Linda and Beth hand Starbucks coffee and H-E-B donuts to those who accept the duty of cleaning this section of highway. The 9:00 a.m. start time is necessary since friends come from far away. One year, Beth recalled, one of the guys from Bryan’s unit who was stationed in San Antonio drove up to remove trash with the family. “People come and go throughout the day until 3:00 p.m., because it’s two miles times two, and you wouldn’t believe how much trash you find when you’re actually walking down in the ditches,” Brandi said. Wearing orange safety vests and carrying trash bags provided by the state for this official cleanup, not a ditch is left unexplored.

At the cruiser, Linda, Randy, Beth, Terry and Brandi take turns sharing their story and Bryan’s with anyone who stops to ask. They tell about his purpose, his career, his family, his children, his squad and the day he was killed. His captain, Ty Reedy, told the family Bryan’s death meant a great loss to his squad, because he was loved by the young men he led. “Doc Jacobs said Bryan was apologizing for dying, that he couldn’t be there for his men,” Beth recalled. “A bunch of the squad said they wouldn’t have stayed as long as they did were it not for him.” The Burgess family is now a united front educating people that soldiers who survived are coming home in need of support. “And their families need support,” Brandi said. “You could be standing in line with us at the grocery store, and not even know we are Gold Star families or what we’ve gone through.”

The story of this unit and Operation Strong Eagle Three, in which Bryan and five other men in his unit were killed, is told in The Hornet’s Nest. The segment containing Bryan talking about his children, Makya and Zander, is at the end of the movie made by the father-son team, Mike and Carlos Boettcher. “Mike was embedded with Bryan’s unit for a year, and he was there when the nine-day battle occurred,” Randy said.

The Burgess family promotes the movie in one of many efforts to fill the gap Bryan can no longer stand in. Bryan once taught about the value of our military to the Burleson youth in the classroom of his mother, Linda, who is an award-winning paraprofessional in Hughes Middle School. “In every advisory class I cover, before we say the Pledge of Allegiance, I talk about respect,” Linda said. “Bryan joined us during his R&R, and while wearing his uniform, he talked to the kids and told them about Afghanistan.

The children from that class are now juniors in high school, and they still email me!” Brandi continues to visit Linda’s class with Bryan’s medals, hoping to instill in the children an understanding of the true meaning behind the pledge. “He volunteered for this last tour. He was doing something positive over there, bustin’ his hump. Why not do our part and keep it going?” Brandi asked. “Speaking of these things is a way to process the grief of this loss, to let the frustration out,” said Randy, who married Linda when Bryan was 5. He also learned, in the aftermath of the Vietnam War, that people can get a negative impression of what the military does. “Bryan’s unit was over there trying to better the world.”

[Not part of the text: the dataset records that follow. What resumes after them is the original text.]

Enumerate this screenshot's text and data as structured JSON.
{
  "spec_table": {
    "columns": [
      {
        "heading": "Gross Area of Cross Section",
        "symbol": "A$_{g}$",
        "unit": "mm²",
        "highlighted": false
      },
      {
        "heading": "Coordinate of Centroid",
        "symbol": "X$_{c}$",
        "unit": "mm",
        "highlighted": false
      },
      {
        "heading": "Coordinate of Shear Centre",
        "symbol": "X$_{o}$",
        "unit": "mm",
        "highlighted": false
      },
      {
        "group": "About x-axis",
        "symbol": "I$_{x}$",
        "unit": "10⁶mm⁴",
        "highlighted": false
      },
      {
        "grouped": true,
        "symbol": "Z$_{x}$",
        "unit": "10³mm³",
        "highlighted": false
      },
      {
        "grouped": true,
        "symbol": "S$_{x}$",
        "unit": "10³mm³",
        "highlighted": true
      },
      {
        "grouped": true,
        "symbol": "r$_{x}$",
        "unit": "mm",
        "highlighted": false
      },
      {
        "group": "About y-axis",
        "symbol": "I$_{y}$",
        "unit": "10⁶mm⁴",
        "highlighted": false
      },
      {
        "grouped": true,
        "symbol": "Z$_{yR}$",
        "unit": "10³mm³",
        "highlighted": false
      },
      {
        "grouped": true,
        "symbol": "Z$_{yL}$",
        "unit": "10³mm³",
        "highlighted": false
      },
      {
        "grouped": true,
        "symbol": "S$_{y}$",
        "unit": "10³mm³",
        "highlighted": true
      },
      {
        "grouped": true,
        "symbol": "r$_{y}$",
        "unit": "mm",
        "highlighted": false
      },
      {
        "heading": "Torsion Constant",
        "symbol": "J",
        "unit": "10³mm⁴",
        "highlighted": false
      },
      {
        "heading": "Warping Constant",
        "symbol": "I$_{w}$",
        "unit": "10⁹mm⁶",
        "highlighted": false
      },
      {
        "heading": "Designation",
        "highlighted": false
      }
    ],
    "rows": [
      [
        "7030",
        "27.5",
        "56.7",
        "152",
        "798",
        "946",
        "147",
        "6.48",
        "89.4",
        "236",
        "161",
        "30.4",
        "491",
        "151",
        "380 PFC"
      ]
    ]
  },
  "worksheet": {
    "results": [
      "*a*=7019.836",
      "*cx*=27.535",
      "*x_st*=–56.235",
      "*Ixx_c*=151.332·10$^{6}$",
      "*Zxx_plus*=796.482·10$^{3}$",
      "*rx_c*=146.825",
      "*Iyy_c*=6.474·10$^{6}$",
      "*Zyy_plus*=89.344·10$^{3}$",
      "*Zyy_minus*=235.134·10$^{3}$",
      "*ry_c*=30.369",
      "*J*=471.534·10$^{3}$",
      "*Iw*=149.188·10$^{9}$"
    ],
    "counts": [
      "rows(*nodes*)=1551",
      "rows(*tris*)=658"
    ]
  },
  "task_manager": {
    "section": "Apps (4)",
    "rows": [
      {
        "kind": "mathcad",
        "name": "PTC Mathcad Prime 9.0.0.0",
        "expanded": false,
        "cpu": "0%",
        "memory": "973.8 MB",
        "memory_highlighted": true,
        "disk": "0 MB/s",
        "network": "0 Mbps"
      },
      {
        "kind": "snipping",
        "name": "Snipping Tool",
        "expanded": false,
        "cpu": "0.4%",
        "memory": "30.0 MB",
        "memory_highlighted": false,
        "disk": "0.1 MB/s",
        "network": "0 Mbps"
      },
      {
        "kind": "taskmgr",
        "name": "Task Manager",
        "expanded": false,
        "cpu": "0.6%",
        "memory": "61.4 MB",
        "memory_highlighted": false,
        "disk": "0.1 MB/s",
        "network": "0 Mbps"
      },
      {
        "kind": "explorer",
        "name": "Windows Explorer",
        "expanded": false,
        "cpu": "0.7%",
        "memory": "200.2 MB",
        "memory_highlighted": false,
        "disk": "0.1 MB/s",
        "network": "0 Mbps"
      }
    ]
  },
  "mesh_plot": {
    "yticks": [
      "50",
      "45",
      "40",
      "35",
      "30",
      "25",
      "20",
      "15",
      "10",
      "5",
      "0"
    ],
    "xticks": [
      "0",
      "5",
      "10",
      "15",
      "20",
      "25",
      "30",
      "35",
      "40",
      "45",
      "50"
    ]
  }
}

And so his family honors him, letting people know Bryan was a great man with a positive outlook on a negative situation. His death even gave the family a more positive outlook on their own situation and brought both sets of parents closer. When one of them is having a day overshadowed by grief and its resulting stress, they call each other. Just when Brandi’s feeling stuck, someone in her family or her Gold Star network will send an encouraging word, and she braves up in a way that would make her superhero smile. Whether she’s making jewelry, encouraging another grieving adult sibling in her Gold Star network or picking up trash along FM 917, Brandi’s experience has made her a passionate go-getter — just like her brother.

Written by Melissa Rawlins.